A plateau region north-east of the Himalayas, Tibet was incorporated by China in 1950 and currently an autonomous region within China. The conflict between many Tibetans and Chinese government has been nonstop as many demand religious freedom and more human rights. In March, 2008, a series of protests turned into riots in different regions across Tibet. Rioters attacked Han ethnic inhabitants and burned their businesses, resulting dozens of death.
US slams ‘horrific’ toll of Tibet self-immolations
The United States on Friday denounced the “horrific” toll as the number of Tibetans who have set themselves on fire to protest Chinese rule rose to 101.
Washington had noted “the horrific figures” and was “deeply concerned by the reports that these immolations are continuing,” State Department spokeswoman Victoria Nuland told journalists.
“We call on those who are immolating, or those who might be considering this, to think hard about whether it’s the best way to express yourself,” Nuland said.
The United States also called on the Chinese government “to address its own policies in Tibet that have caused these kinds of tensions and frustration.”
Western rights groups and media said that a former monk, from the Kirti monastery, set fire to himself last week near a police station in Aba prefecture, a Tibetan area of Sichuan province in southern China.
His death brought the total number to have set themselves on fire to at least 101 since 2009. At least 85 have died, tallies show.
Authorities have sought to crack down on the gruesome protests by arresting people accused of inciting the immolations and prosecuting them for murder.
Beijing routinely accuses the Tibetan spiritual leader, the Dalai Lama, and his followers of inciting such acts to push a separatist agenda.
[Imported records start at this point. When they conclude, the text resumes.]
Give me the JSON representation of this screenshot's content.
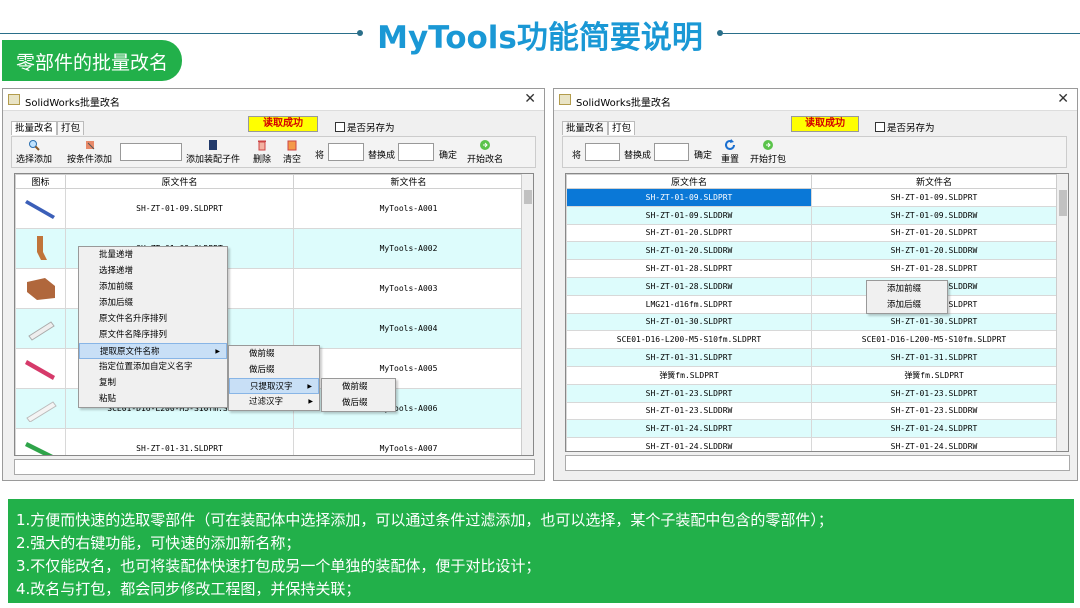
{
  "header": {
    "title": "MyTools功能简要说明",
    "section": "零部件的批量改名"
  },
  "left_window": {
    "title": "SolidWorks批量改名",
    "close_glyph": "✕",
    "tabs": [
      "批量改名",
      "打包"
    ],
    "status": "读取成功",
    "save_as_label": "是否另存为",
    "toolbar": {
      "select_add": "选择添加",
      "cond_add": "按条件添加",
      "asm_add": "添加装配子件",
      "delete": "删除",
      "clear": "清空",
      "will": "将",
      "replace_with": "替换成",
      "confirm": "确定",
      "start": "开始改名"
    },
    "columns": [
      "图标",
      "原文件名",
      "新文件名"
    ],
    "rows": [
      {
        "orig": "SH-ZT-01-09.SLDPRT",
        "new": "MyTools-A001",
        "part_color": "#3b5fb8"
      },
      {
        "orig": "SH-ZT-01-09.SLDPRT",
        "new": "MyTools-A002",
        "part_color": "#c0743a"
      },
      {
        "orig": "",
        "new": "MyTools-A003",
        "part_color": "#b0673c"
      },
      {
        "orig": "",
        "new": "MyTools-A004",
        "part_color": "#e8e8e8"
      },
      {
        "orig": "",
        "new": "MyTools-A005",
        "part_color": "#d63a6a"
      },
      {
        "orig": "SCE01-D16-L200-M5-S10fm.SLDPRT",
        "new": "MyTools-A006",
        "part_color": "#f0f0f0"
      },
      {
        "orig": "SH-ZT-01-31.SLDPRT",
        "new": "MyTools-A007",
        "part_color": "#2fa44a"
      }
    ],
    "context_menu": [
      "批量递增",
      "选择递增",
      "添加前缀",
      "添加后缀",
      "原文件名升序排列",
      "原文件名降序排列",
      "提取原文件名称",
      "指定位置添加自定义名字",
      "复制",
      "粘贴"
    ],
    "submenu1": [
      "做前缀",
      "做后缀",
      "只提取汉字",
      "过滤汉字"
    ],
    "submenu2": [
      "做前缀",
      "做后缀"
    ]
  },
  "right_window": {
    "title": "SolidWorks批量改名",
    "close_glyph": "✕",
    "tabs": [
      "批量改名",
      "打包"
    ],
    "status": "读取成功",
    "save_as_label": "是否另存为",
    "toolbar": {
      "will": "将",
      "replace_with": "替换成",
      "confirm": "确定",
      "reset": "重置",
      "start": "开始打包"
    },
    "columns": [
      "原文件名",
      "新文件名"
    ],
    "rows": [
      [
        "SH-ZT-01-09.SLDPRT",
        "SH-ZT-01-09.SLDPRT"
      ],
      [
        "SH-ZT-01-09.SLDDRW",
        "SH-ZT-01-09.SLDDRW"
      ],
      [
        "SH-ZT-01-20.SLDPRT",
        "SH-ZT-01-20.SLDPRT"
      ],
      [
        "SH-ZT-01-20.SLDDRW",
        "SH-ZT-01-20.SLDDRW"
      ],
      [
        "SH-ZT-01-28.SLDPRT",
        "SH-ZT-01-28.SLDPRT"
      ],
      [
        "SH-ZT-01-28.SLDDRW",
        "SH-ZT-01-28.SLDDRW"
      ],
      [
        "LMG21-d16fm.SLDPRT",
        "LMG21-d16fm.SLDPRT"
      ],
      [
        "SH-ZT-01-30.SLDPRT",
        "SH-ZT-01-30.SLDPRT"
      ],
      [
        "SCE01-D16-L200-M5-S10fm.SLDPRT",
        "SCE01-D16-L200-M5-S10fm.SLDPRT"
      ],
      [
        "SH-ZT-01-31.SLDPRT",
        "SH-ZT-01-31.SLDPRT"
      ],
      [
        "弹簧fm.SLDPRT",
        "弹簧fm.SLDPRT"
      ],
      [
        "SH-ZT-01-23.SLDPRT",
        "SH-ZT-01-23.SLDPRT"
      ],
      [
        "SH-ZT-01-23.SLDDRW",
        "SH-ZT-01-23.SLDDRW"
      ],
      [
        "SH-ZT-01-24.SLDPRT",
        "SH-ZT-01-24.SLDPRT"
      ],
      [
        "SH-ZT-01-24.SLDDRW",
        "SH-ZT-01-24.SLDDRW"
      ]
    ],
    "context_menu": [
      "添加前缀",
      "添加后缀"
    ]
  },
  "description": [
    "1.方便而快速的选取零部件（可在装配体中选择添加，可以通过条件过滤添加，也可以选择，某个子装配中包含的零部件）；",
    "2.强大的右键功能，可快速的添加新名称；",
    "3.不仅能改名，也可将装配体快速打包成另一个单独的装配体，便于对比设计；",
    "4.改名与打包，都会同步修改工程图，并保持关联；"
  ]
}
The Dalai Lama, who says he is not seeking Tibetan independence but greater autonomy, fled his homeland in 1959 after a failed uprising. He has since based himself in the Indian hill town of Dharamshala.